*** Data to process ***
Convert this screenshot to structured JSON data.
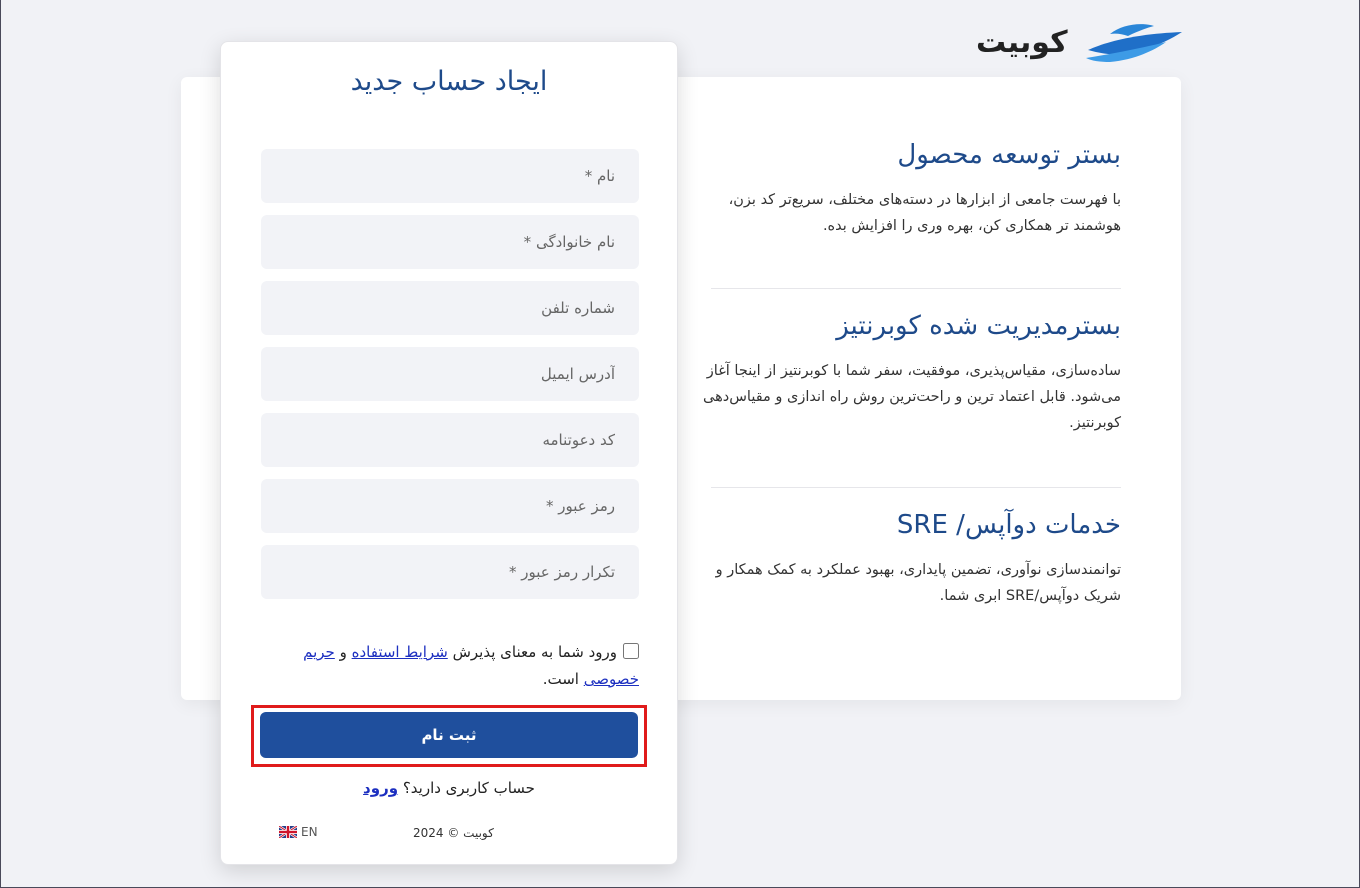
{
  "brand": {
    "name": "کوبیت"
  },
  "info": {
    "sections": [
      {
        "title": "بستر توسعه محصول",
        "desc": "با فهرست جامعی از ابزارها در دسته‌های مختلف، سریع‌تر کد بزن، هوشمند تر همکاری کن، بهره وری را افزایش بده."
      },
      {
        "title": "بسترمدیریت شده کوبرنتیز",
        "desc": "ساده‌سازی، مقیاس‌پذیری، موفقیت، سفر شما با کوبرنتیز از اینجا آغاز می‌شود. قابل اعتماد ترین و راحت‌ترین روش راه اندازی و مقیاس‌دهی کوبرنتیز."
      },
      {
        "title": "خدمات دوآپس/ SRE",
        "desc": "توانمندسازی نوآوری، تضمین پایداری، بهبود عملکرد به کمک همکار و شریک دوآپس/SRE ابری شما."
      }
    ]
  },
  "form": {
    "title": "ایجاد حساب جدید",
    "fields": {
      "first_name": "نام *",
      "last_name": "نام خانوادگی *",
      "phone": "شماره تلفن",
      "email": "آدرس ایمیل",
      "invite_code": "کد دعوتنامه",
      "password": "رمز عبور *",
      "password_repeat": "تکرار رمز عبور *"
    },
    "terms": {
      "prefix": "ورود شما به معنای پذیرش",
      "terms_link": "شرایط استفاده",
      "and": "و",
      "privacy_link": "حریم خصوصی",
      "suffix": "است."
    },
    "submit_label": "ثبت نام",
    "have_account": "حساب کاربری دارید؟",
    "login_link": "ورود"
  },
  "footer": {
    "copyright": "کوبیت © 2024",
    "language": "EN"
  }
}
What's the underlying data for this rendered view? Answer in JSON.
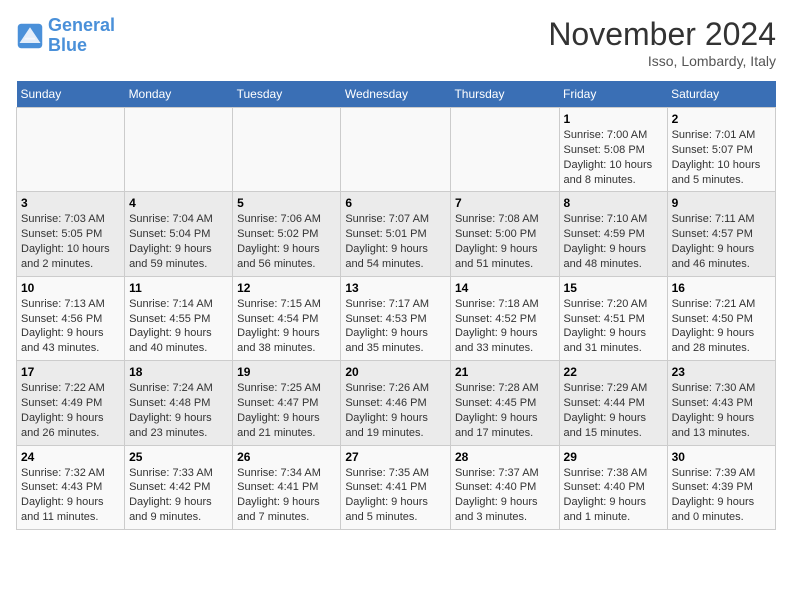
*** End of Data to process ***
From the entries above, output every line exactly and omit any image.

Convert this screenshot to structured JSON data.
{
  "brand": {
    "name": "کوبیت"
  },
  "info": {
    "sections": [
      {
        "title": "بستر توسعه محصول",
        "desc": "با فهرست جامعی از ابزارها در دسته‌های مختلف، سریع‌تر کد بزن، هوشمند تر همکاری کن، بهره وری را افزایش بده."
      },
      {
        "title": "بسترمدیریت شده کوبرنتیز",
        "desc": "ساده‌سازی، مقیاس‌پذیری، موفقیت، سفر شما با کوبرنتیز از اینجا آغاز می‌شود. قابل اعتماد ترین و راحت‌ترین روش راه اندازی و مقیاس‌دهی کوبرنتیز."
      },
      {
        "title": "خدمات دوآپس/ SRE",
        "desc": "توانمندسازی نوآوری، تضمین پایداری، بهبود عملکرد به کمک همکار و شریک دوآپس/SRE ابری شما."
      }
    ]
  },
  "form": {
    "title": "ایجاد حساب جدید",
    "fields": {
      "first_name": "نام *",
      "last_name": "نام خانوادگی *",
      "phone": "شماره تلفن",
      "email": "آدرس ایمیل",
      "invite_code": "کد دعوتنامه",
      "password": "رمز عبور *",
      "password_repeat": "تکرار رمز عبور *"
    },
    "terms": {
      "prefix": "ورود شما به معنای پذیرش",
      "terms_link": "شرایط استفاده",
      "and": "و",
      "privacy_link": "حریم خصوصی",
      "suffix": "است."
    },
    "submit_label": "ثبت نام",
    "have_account": "حساب کاربری دارید؟",
    "login_link": "ورود"
  },
  "footer": {
    "copyright": "کوبیت © 2024",
    "language": "EN"
  }
}
What's the underlying data for this rendered view? Answer in JSON.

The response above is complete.